There will of course be plenty of people who are appalled at the thought of people reporting others in their local community. This sort of community group should be removing the need for people to act in such a manner, which means that there shouldn’t be a need for people to tell tales on people that they know.
Collective information sharing is the way forward in tackling crime
The investigation into fraudulent activity is becoming increasingly smarter and the fact that local authorities are working together has to be seen as a positive thing. There is a likelihood that a lot of fraud is being carried out by people who have connections to other people. While there will be plenty of one-off frauds taking place in a local area, it may be that there is a shared pool of knowledge or focus being utilised by people and anything which can help to break this sort of activity has to be seen as a positive thing.
When local authority groups work together and share information, there is an opportunity to gather a greater level of information and build up a bigger picture of what is taking place. It may be that this will provide the opportunity to catch more criminals and minimise the risk that all of the individual groups are experiencing.

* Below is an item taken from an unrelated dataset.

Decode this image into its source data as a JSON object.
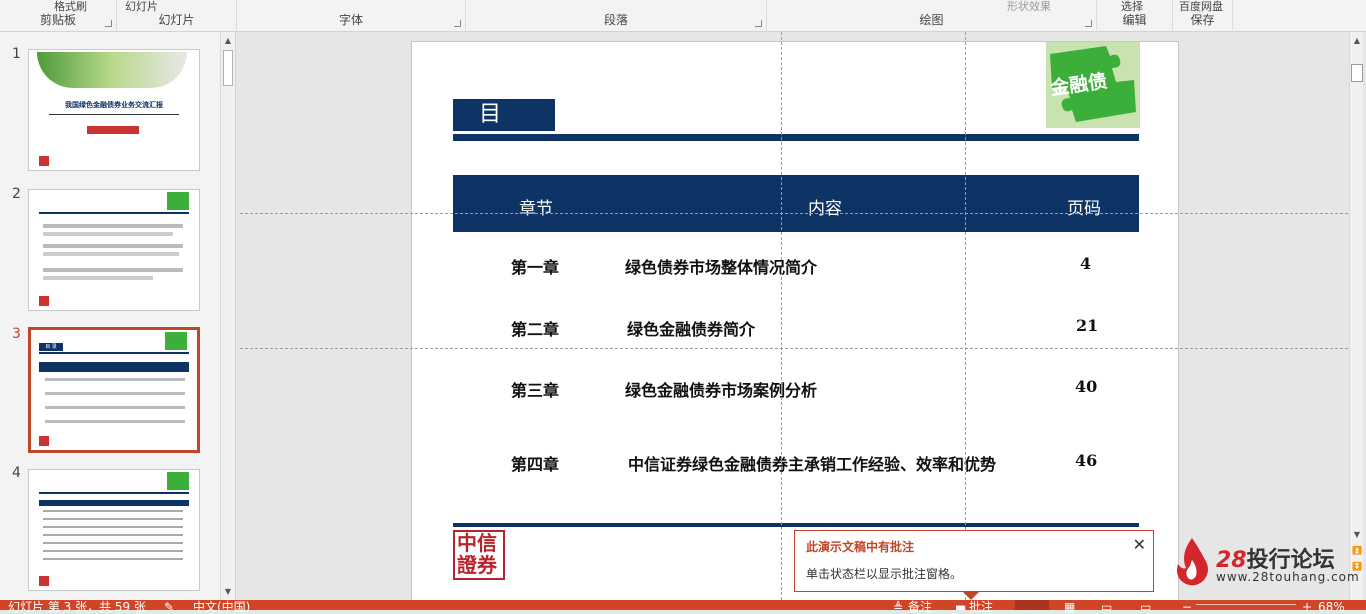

There will always be a high level of debate about the sort of investigation work that is taking place with respect to this style of fraud. There are clearly more serious cases of fraud taking place in the United Kingdom and some people have argued that people at the lower end of the economy are being placed under greater scrutiny than people carrying out massive fraud.
There is no getting away from the inequality of life in modern Britain but for local authorities looking to balance their budget, it is easy to see why this sort of crime is the one to focus on. If they can lower the money that they have to pay out while increasing the money that comes in, local authorities could argue that they will be able to provide more support to residents, which will hopefully minimise the need for this sort of activity to take place.
What it does emphasise is the fact that an increasing number of people require proper representation when it comes to defending themselves from fraud allegations and accusations. A specialist fraud solicitor who can provide support with respect to local authority frauds will be of great assistance to anyone facing these allegations.
Andrew Reilly is a freelance writer with a focus on news stories and consumer interest articles. He has been writing professionally for 9 years but has been writing for as long as he can care to remember. When Andrew isn’t sat behind a laptop or researching a story, he will be found watching a gig or a game of football